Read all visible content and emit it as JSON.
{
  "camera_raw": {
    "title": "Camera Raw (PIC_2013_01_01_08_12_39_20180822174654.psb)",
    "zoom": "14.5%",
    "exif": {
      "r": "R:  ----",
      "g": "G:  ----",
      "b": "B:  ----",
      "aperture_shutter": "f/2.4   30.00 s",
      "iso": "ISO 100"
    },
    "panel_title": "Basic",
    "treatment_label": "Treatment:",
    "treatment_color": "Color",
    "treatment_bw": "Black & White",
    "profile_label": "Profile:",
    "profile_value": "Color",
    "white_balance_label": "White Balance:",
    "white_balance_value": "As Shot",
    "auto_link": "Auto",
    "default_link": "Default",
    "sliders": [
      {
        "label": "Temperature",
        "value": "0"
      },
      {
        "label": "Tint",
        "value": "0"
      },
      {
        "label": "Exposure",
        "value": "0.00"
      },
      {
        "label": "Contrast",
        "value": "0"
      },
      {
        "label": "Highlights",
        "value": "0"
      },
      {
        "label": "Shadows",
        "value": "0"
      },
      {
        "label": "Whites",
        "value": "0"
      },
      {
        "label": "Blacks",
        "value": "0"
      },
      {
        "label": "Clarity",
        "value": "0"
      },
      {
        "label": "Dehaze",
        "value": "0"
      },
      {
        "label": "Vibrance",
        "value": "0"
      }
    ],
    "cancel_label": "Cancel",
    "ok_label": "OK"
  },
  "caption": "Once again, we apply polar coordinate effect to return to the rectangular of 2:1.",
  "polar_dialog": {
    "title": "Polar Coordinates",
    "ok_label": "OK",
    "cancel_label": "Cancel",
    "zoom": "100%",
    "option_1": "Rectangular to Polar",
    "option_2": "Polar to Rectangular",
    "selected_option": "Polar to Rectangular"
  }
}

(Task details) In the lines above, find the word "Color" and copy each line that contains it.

(Answer to this problem)
    "treatment_color": "Color",
    "profile_value": "Color",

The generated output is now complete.